lessons from a culinary workforce development program

posted October 27, 2017

credit: Berkely Food Institute

Berkeley Food Institute Community Engagement and Leadership Fellow and Sociology PhD student Carmen Brick, writes about her experience with workforce development programs for the BFI blog. From the outset, Carmen was aware of the perceived issues with workforce development programmes which are often criticized on the basis that they teach soft rather than hard skills and that they take financial advantage of those without access to other options. Yet Carmen observed another side of the situation from her work with those in the Kitchen of Champions program.

what I observed was that soft skills “training”—ranging from employment services such as crafting a resume to discussing short- and long-term goals and strategies to overcome barriers—was welcomed by many program participants who wanted more support in remaking their lives.

Carmen’s perspective on these programs is interesting and considered but most significantly she recognises that they are not perfect and that there is much room for improvement, but also potential for transforming these programs into resource that can encourage local community empowerment and food justice saying:

Given this potential, advocates and researchers focus upon food justice must learn more about the outcomes of these programs and their ability to contribute to fair employment in the food system.

To read the full article, click HERE


listen: episode 3 of the just food podcast

posted October 6, 2017

Listen to the latest episode of The Just Food Podcast. The 6-part podcast series covers a range of topics aimed at cultivating justice and health. They are produced by the Berkeley Food Institute in partnership with the UC Berkeley Advanced Media Institute at the Graduate School of Journalism. Episode 3 tells the story of the nation’s first sugar-sweetened beverage tax which came into law in 2014 in Berkeley.

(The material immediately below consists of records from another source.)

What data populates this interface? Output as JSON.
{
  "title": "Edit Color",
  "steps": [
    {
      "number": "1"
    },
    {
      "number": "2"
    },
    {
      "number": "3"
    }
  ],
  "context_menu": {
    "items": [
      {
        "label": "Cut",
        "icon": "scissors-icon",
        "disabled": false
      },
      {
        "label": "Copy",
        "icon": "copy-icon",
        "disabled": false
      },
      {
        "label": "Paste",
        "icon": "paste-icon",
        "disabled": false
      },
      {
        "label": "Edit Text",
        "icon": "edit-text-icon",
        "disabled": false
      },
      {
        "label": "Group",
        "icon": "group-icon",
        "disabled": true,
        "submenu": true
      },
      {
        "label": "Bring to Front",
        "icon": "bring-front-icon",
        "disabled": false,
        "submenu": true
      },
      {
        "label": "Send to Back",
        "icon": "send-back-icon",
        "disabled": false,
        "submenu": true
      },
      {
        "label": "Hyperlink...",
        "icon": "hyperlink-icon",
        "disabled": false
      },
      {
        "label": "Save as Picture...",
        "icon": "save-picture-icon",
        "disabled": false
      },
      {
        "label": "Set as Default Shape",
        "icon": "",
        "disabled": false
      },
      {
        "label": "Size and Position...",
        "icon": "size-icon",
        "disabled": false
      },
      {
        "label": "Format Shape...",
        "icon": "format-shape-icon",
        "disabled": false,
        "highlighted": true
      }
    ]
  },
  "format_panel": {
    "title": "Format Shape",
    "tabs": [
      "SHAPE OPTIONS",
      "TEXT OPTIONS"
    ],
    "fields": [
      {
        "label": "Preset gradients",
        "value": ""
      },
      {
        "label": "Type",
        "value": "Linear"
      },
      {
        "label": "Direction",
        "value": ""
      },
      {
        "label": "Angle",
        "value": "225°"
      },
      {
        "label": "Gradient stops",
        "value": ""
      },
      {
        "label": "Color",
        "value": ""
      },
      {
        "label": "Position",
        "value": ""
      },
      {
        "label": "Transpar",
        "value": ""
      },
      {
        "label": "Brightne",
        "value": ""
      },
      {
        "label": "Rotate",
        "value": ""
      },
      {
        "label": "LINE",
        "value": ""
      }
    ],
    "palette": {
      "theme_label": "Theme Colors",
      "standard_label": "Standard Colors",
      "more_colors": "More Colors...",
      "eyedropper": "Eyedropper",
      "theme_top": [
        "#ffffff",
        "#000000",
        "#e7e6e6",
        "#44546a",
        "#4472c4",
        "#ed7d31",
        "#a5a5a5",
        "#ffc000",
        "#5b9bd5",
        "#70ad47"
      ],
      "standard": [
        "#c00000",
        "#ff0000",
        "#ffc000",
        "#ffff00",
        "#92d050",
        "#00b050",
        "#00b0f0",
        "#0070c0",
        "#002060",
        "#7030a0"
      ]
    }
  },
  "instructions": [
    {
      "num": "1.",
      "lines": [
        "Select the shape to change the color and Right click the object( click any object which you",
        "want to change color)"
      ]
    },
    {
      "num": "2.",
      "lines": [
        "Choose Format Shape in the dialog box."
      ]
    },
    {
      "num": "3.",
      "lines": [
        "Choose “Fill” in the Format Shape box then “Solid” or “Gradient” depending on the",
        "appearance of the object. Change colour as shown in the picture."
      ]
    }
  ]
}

It examines how the tax and the revenue it generates are shaping the health of Berkeley residents today.

Listen to the other podcasts in the series HERE 


urban farming fellowships in berkeley, california

posted February 17, 2017

If you’re between the ages of 21 and 31 and looking for an incredible opportunity to learn about urban farming, listen up! Urban Adamah in Berkeley, CA is now accepting applications for its three-month fellowship program. Not only do you learn the ins and outs of growing delicious organic food in the city, but the program also incorporates social justice training, mindfulness, and progressive Jewish learning and living. No prior experience is needed.

Entering its 5th year of educating young farmers, the fellowship has a fee on a sliding scale between $600 and $3000, which includes housing, food, and all program-related expenses. There are opportunities in the spring, summer, and fall, but apply soon as spots fill up quickly.

Learn more by watching the video above and clicking HERE.


check out these thinking bodies…

posted March 22, 2016

http://blog.yellow-seed.org/wp-content/uploads/2016/03/FullSizeRender_3-768×576.jpg

Impact Hub Berkeley’sFrom the Ground Up” is a four part, year-long program that brings together multi-stakeholder organizations working in sustainable food and agriculture to collaborate on joint initiatives. The change accelerator combines dynamic innovation salons, public-facing education programs, and community building events to drive systemic change in the following areas: (1) Collaborative Trade, (2) Living Oceans, (3) Soil Health/Carbon Farming (4) Local Food Systems.

To read more, click HERE!


occupy the farm premiers nov. 7th!

posted November 3, 2014

Occupy the Farm, an inspiring documentary about a community struggling to save public land for urban farming, is premiering in theaters November 7th!  The film highlights the power of direct action, and invites us to consider new strategies for activism.  Join the Facebook page for ticket information, to organize a screening, and to help get the word out!
You can also check out Occupy the Farm’s website, and follow the organization itself on Facebook.